Here’s the CDC’s COVID-19 Hospitalizations Chart, which has been fairly stable since May:
The Wall Street Journal reports that
President Trump signed executive orders Friday aimed at reducing drug prices. The moves revived a signature part of his health-policy agenda before the 2020 election after his earlier efforts to combat rising prescription costs stalled.
One of the executive orders focuses on pegging the cost of drugs in the U.S. to lower drug prices overseas, and another concerns speeding imports of drugs from Canada. The pharmaceutical industry and some Republicans have criticized the first order, saying it amounts to price controls, while opponents of the second initiative say it raises questions about product safety.
Another would require community health centers to pass on negotiated discounts on insulin and epinephrine-injector devices to consumers. And a fourth would attempt to undercut “middlemen” whom Mr. Trump described as profiting from deals with drugmakers and don’t pass along discounts to consumers.
The moves are unlikely to result in immediate changes. The White House said they represent the administration’s policy and begin a rule-making process. That process can be arduous and face legal challenges.
The links inside the quote are to the Executive Orders themselves (The text of the first referenced Order on the use of international price indexing is not on whitehouse.gov yet).

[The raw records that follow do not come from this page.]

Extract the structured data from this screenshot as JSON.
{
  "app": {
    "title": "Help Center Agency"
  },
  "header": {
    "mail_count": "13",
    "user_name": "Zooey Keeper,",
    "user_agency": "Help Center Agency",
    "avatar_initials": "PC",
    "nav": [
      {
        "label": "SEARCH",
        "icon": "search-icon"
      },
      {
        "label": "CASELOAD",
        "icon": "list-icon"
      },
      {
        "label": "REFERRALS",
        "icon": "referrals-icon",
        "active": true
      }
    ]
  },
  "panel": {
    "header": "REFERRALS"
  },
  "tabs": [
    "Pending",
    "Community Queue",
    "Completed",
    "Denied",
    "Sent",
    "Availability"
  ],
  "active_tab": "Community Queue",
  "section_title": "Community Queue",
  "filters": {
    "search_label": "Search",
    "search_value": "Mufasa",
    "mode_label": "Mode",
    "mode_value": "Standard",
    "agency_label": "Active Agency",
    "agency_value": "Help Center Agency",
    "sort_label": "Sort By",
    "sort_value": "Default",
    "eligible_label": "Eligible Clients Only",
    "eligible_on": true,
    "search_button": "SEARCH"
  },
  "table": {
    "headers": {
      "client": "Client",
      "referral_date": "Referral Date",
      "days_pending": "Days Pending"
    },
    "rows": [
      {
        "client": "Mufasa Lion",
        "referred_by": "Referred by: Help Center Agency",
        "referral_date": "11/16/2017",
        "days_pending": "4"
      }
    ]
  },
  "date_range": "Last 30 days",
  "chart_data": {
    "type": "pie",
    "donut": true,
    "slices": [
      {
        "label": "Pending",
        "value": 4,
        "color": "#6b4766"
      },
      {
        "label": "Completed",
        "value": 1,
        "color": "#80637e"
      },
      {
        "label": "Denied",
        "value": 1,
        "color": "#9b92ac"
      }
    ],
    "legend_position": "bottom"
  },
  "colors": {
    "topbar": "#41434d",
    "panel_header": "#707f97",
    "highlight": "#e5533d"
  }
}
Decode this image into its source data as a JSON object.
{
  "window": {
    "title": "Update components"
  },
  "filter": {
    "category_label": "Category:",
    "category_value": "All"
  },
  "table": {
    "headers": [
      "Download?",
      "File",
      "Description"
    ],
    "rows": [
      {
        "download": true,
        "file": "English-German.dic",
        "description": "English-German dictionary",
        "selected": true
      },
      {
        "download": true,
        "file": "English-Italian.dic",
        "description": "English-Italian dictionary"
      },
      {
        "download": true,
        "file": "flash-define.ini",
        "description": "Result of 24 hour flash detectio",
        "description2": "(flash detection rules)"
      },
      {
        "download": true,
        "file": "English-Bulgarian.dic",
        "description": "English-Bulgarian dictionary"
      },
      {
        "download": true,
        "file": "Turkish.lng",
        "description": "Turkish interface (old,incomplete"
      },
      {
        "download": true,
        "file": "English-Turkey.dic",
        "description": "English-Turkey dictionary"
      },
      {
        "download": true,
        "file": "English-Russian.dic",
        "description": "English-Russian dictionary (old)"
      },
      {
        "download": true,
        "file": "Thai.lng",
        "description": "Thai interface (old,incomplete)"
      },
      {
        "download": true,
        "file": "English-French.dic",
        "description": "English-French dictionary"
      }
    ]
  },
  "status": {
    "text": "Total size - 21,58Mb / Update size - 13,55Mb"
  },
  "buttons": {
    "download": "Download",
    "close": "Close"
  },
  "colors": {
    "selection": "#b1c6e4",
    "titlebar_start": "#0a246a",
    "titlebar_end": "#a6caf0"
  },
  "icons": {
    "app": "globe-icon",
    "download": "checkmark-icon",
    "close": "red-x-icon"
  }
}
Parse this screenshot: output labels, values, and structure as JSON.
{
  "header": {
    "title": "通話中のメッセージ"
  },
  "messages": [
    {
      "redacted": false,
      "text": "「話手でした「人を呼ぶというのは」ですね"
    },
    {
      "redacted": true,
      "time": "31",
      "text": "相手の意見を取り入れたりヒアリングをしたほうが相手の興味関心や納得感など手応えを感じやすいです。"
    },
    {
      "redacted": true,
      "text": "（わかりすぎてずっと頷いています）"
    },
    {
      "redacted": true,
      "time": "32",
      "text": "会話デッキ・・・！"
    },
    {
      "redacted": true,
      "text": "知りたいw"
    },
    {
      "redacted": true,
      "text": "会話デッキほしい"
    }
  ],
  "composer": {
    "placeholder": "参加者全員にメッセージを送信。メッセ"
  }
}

Health Payer Intelligence informs us that “Over half of the public rate filings from payers on the individual and small group health insurance market are proposing 2021 premium rates changes between a two percent decrease and a six percent increase, according to Kaiser Family Foundation.” For more details, check out the KFF report.